By Michael Shank

Food and fashion are among the industries contributing to climate change, writer says

As climate change becomes more visible, with 2016 as the hottest year ever on record, Peekskill residents, myself included, organized an environmental film series to raise awareness about what we can do to prevent global warming. There’s a lot we can do when it comes to our food, water and fashion choices, which are all connected to climate change.

Our Peekskill Environmental Film Series is free and features: Food Inc. (Feb. 16), which focuses on sustainable agriculture; Tapped (March 20), which highlights the environmental impact of the plastic bottled water industry; and The True Cost (April 20), which looks at sustainable fashion. All programs feature a guest speaker and start at 7 p.m. at Westchester Community College on 27 N. Division Street in Peekskill.

This film series focuses on individual action. It’s up to each of us to slow global warming in whatever way we can. While most of us are mindful of efficient lightbulbs and recycling, there are two major frontiers that have yet to be fully factored into our environmental equation: food and fashion.

On the food front, the climate impacts are clear. Meat, especially, is hurting the planet. One unit of beef protein contributes 150 times more greenhouse gas emissions than one comparable unit of plant-based protein. That’s a whopper of a difference. Pork and chicken have a heavy carbon footprint and are 20-25 times heavier in greenhouse gas emissions than plant-based protein. We need to eat less meat if we want to keep this planet from warming further.

When you consider organic farming versus conventional methods, the gains are even more pronounced. Organic agriculture captures significantly more carbon than non-organic and industrial-scale farming, which is often much more water and resource intensive (and you avoid all the pesticides, herbicides, and hormones).

We need to shift away from diets featuring a heavy intake of meats, along with refined sugars and fats and oils, all of which are expected to increase agricultural emissions 80 percent by 2050. If we do what’s sustainable for the planet, we also help prevent diabetes, heart disease, colorectal, ovarian and breast cancer, obesity, high blood pressure, and other diseases that lower life expectancy.

By reducing animal products, we cut out the middle person, which in this case is the cow, pig or chicken, and go directly to the source: plants. In doing so, we increase agricultural efficiency and effectiveness and ultimately feed more people: A Dutch study predicts that roughly 10.4 million square miles of grazing land would be immediately available, as well as 386,000 square miles of land that is currently growing crops for livestock. Time to start eating differently.

On the fashion front, the climate impacts are equally profound. Not only is fashion one of the most environmentally polluting industries, coming in second after big oil, but the apparel industry is responsible for 10 percent of all carbon emissions globally — thanks, in part, to oil-based polyester. Our clothes are one of the biggest contributors to global warming and yet few people are talking about it. Most clothes are only worn seven times before we discard them, forcing an astonishing 150 billion new articles of clothing to be made annually.

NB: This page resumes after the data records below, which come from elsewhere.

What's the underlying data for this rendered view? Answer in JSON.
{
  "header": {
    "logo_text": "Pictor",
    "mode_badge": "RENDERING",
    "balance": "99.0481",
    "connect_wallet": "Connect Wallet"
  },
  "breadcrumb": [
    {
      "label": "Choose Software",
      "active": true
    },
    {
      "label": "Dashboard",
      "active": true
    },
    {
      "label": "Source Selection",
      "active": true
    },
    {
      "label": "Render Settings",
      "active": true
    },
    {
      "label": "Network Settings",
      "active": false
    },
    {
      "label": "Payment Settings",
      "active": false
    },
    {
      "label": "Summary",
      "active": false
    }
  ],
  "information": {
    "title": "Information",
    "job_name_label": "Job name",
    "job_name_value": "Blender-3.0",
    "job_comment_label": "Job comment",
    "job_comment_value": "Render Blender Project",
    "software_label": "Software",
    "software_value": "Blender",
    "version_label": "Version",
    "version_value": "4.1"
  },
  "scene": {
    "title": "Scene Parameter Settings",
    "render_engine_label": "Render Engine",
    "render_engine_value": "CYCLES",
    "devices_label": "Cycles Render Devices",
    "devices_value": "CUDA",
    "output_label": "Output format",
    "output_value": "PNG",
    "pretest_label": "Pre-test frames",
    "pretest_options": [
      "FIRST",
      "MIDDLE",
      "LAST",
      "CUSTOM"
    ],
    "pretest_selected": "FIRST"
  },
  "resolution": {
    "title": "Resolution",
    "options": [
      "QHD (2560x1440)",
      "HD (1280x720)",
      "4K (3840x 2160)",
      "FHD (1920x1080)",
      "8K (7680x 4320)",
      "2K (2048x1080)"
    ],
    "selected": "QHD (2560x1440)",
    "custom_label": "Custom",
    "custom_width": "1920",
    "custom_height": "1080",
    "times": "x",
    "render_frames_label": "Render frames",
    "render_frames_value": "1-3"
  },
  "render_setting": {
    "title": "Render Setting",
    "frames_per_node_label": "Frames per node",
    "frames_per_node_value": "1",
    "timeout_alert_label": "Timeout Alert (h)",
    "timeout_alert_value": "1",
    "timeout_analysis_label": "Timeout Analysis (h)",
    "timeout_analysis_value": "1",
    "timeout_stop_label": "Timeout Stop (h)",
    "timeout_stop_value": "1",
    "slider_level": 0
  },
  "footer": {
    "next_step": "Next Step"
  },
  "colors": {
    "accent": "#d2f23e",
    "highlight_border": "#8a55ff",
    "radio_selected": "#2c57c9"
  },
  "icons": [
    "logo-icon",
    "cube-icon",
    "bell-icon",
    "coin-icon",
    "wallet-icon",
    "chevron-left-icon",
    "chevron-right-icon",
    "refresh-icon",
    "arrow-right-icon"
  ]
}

We can’t keep polluting our waters with the toxic chemicals that are used for bleaching and dying our clothing. Fashion is the second biggest polluter of water, emitting thousands of untreated chemicals into water systems worldwide. We need to start wearing differently.

This isn’t just about fashion’s environmental impact. Its impact on humans is also deeply disconcerting. The fashion industry’s race for the cheapest production has relied on laborers at the very lowest end of the wage spectrum in countries with few protections for workers.

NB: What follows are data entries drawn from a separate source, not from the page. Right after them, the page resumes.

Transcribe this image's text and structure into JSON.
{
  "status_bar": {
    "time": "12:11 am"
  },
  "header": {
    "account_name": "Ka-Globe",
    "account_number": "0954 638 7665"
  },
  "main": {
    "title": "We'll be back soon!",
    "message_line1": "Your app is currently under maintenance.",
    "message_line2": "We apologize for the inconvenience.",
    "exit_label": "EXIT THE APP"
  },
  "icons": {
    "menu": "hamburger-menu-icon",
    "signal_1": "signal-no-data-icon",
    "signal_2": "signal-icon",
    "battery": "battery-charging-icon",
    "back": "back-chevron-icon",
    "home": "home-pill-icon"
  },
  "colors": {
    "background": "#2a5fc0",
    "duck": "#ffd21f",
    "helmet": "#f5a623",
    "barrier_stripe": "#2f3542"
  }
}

The hard truth remains that low wages, forced labor, unhealthy and dangerous working conditions, and child labor are now rampant throughout apparel supply chains. Children are working in appalling conditions that amount to modern day slavery. If we have any moral fiber in our body, this unsustainable practice must stop.

Unless we want 2017, 2018 and 2019 to break “hottest year” records, making summers ever more humid and hot, we need to start changing what we consume. This isn’t just about lightbulbs anymore or taking the train. This is about what’s on the plate and what’s on the person. Time to make a switch, for our health, for the planet and for every person on it.

The writer, a Peekskill resident, teaches sustainable development at NYU’s Center for Global Affairs.